• Recorded data
- - -

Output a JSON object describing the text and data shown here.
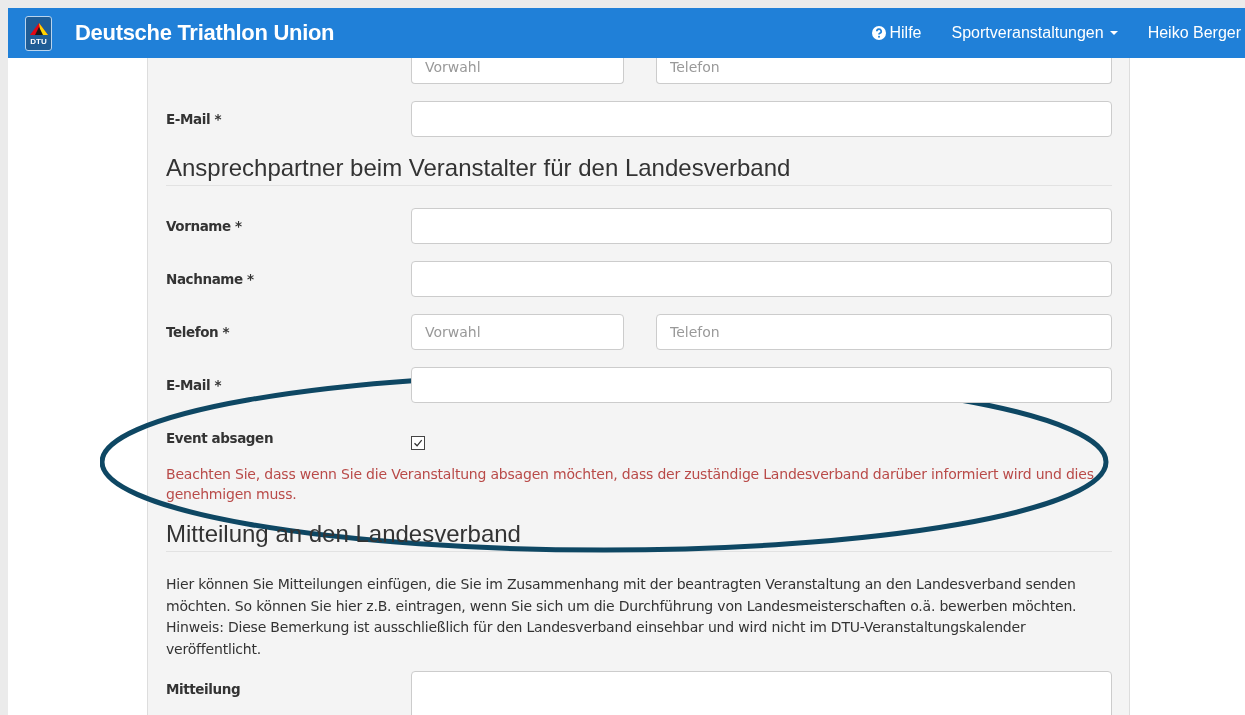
{
  "navbar": {
    "logo_text": "DTU",
    "brand": "Deutsche Triathlon Union",
    "items": [
      {
        "label": "Hilfe",
        "has_icon": true,
        "dropdown": false
      },
      {
        "label": "Sportveranstaltungen",
        "has_icon": false,
        "dropdown": true
      },
      {
        "label": "Heiko Berger",
        "has_icon": false,
        "dropdown": false
      }
    ]
  },
  "form": [
    {
      "kind": "fields",
      "fields": [
        {
          "placeholder": "Vorwahl"
        },
        {
          "placeholder": "Telefon"
        }
      ]
    },
    {
      "kind": "fields",
      "label": "E-Mail *"
    },
    {
      "kind": "heading",
      "text": "Ansprechpartner beim Veranstalter für den Landesverband"
    },
    {
      "kind": "fields",
      "label": "Vorname *"
    },
    {
      "kind": "fields",
      "label": "Nachname *"
    },
    {
      "kind": "fields",
      "label": "Telefon *",
      "fields": [
        {
          "placeholder": "Vorwahl"
        },
        {
          "placeholder": "Telefon"
        }
      ]
    },
    {
      "kind": "fields",
      "label": "E-Mail *"
    },
    {
      "kind": "checkbox",
      "label": "Event absagen",
      "checked": true
    },
    {
      "kind": "warning",
      "text": "Beachten Sie, dass wenn Sie die Veranstaltung absagen möchten, dass der zuständige Landesverband darüber informiert wird und dies genehmigen muss."
    },
    {
      "kind": "heading",
      "text": "Mitteilung an den Landesverband"
    },
    {
      "kind": "paragraph",
      "text": "Hier können Sie Mitteilungen einfügen, die Sie im Zusammenhang mit der beantragten Veranstaltung an den Landesverband senden möchten. So können Sie hier z.B. eintragen, wenn Sie sich um die Durchführung von Landesmeisterschaften o.ä. bewerben möchten. Hinweis: Diese Bemerkung ist ausschließlich für den Landesverband einsehbar und wird nicht im DTU-Veranstaltungskalender veröffentlicht."
    },
    {
      "kind": "textarea",
      "label": "Mitteilung"
    }
  ]
}
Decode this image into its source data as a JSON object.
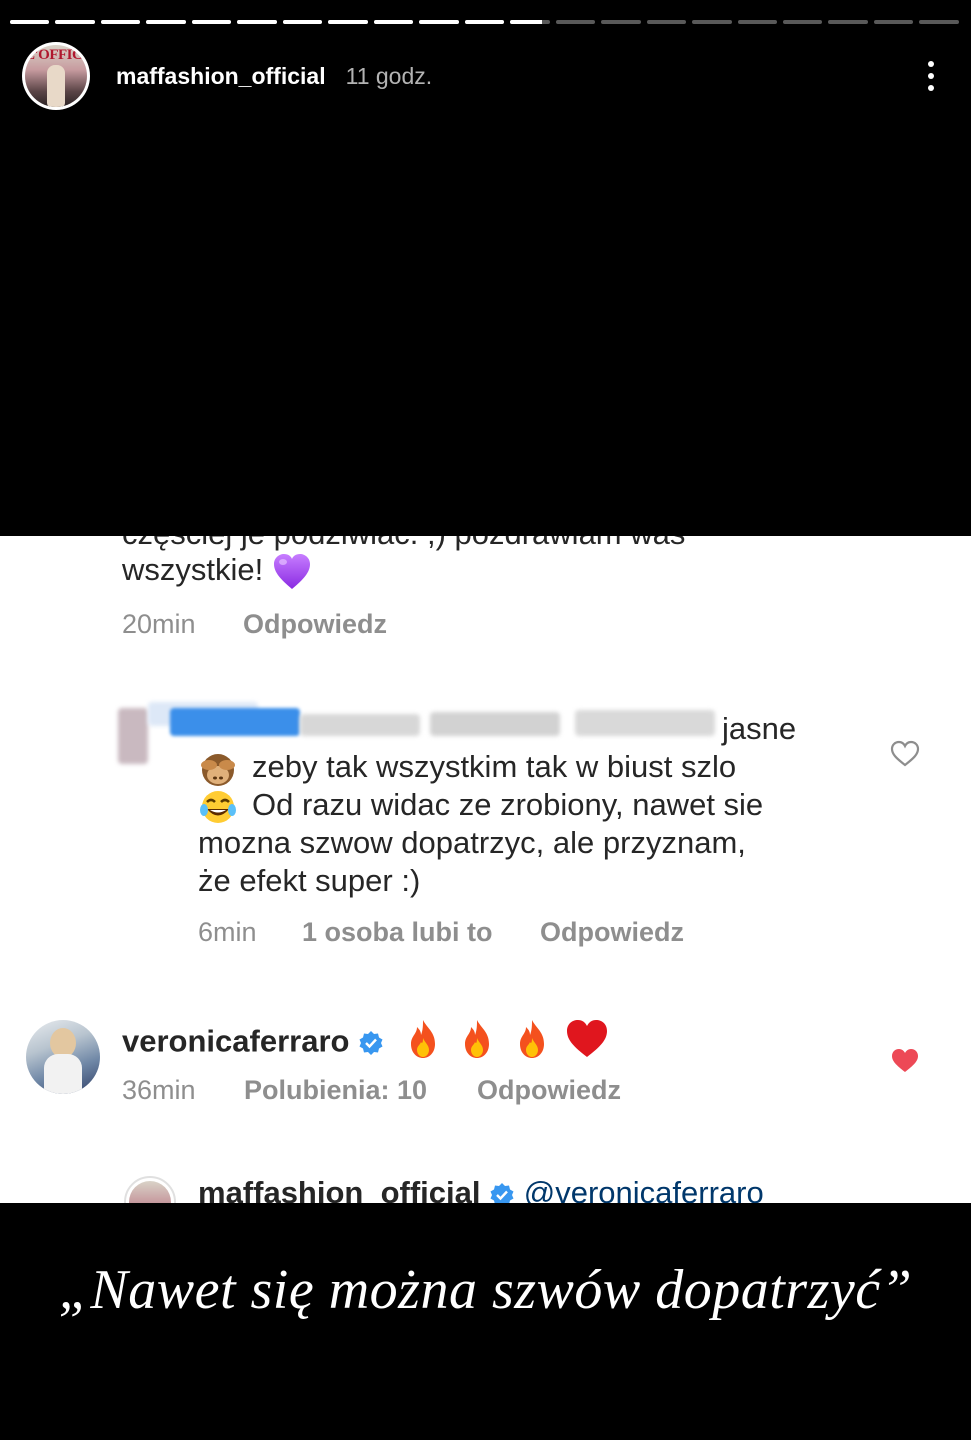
{
  "story": {
    "progress": {
      "segments_total": 21,
      "segments_complete": 11,
      "current_segment_fraction": 0.8
    },
    "header": {
      "username": "maffashion_official",
      "timestamp": "11 godz.",
      "avatar_text": "L'OFFICIEL",
      "more_icon": "more-vertical-icon"
    },
    "screenshot": {
      "cut_top_line": "częściej je podziwiać. ;) pozdrawiam was",
      "comment1": {
        "text": "wszystkie!",
        "emoji": "purple-heart",
        "time": "20min",
        "reply": "Odpowiedz"
      },
      "comment2": {
        "line1": "jasne",
        "line2": "zeby tak wszystkim tak w biust szlo",
        "line3": "Od razu widac ze zrobiony,  nawet sie",
        "line4": "mozna szwow dopatrzyc, ale przyznam,",
        "line5": "że efekt super :)",
        "emoji1": "see-no-evil-monkey",
        "emoji2": "face-with-tears-of-joy",
        "time": "6min",
        "likes": "1 osoba lubi to",
        "reply": "Odpowiedz"
      },
      "comment3": {
        "username": "veronicaferraro",
        "emojis": "fire fire fire red-heart",
        "time": "36min",
        "likes": "Polubienia: 10",
        "reply": "Odpowiedz",
        "liked": true
      },
      "comment4": {
        "username": "maffashion_official",
        "mention": "@veronicaferraro"
      }
    },
    "caption": "„Nawet się można szwów dopatrzyć”",
    "colors": {
      "background": "#000000",
      "panel": "#ffffff",
      "text": "#262626",
      "muted": "#8e8e8e",
      "link": "#00376b",
      "like_red": "#ed4956",
      "verified_blue": "#3897f0",
      "blur_blue": "#3b8fea"
    }
  }
}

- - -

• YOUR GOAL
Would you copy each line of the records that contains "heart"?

• TASK RESULT
        "emoji": "purple-heart",
        "emojis": "fire fire fire red-heart",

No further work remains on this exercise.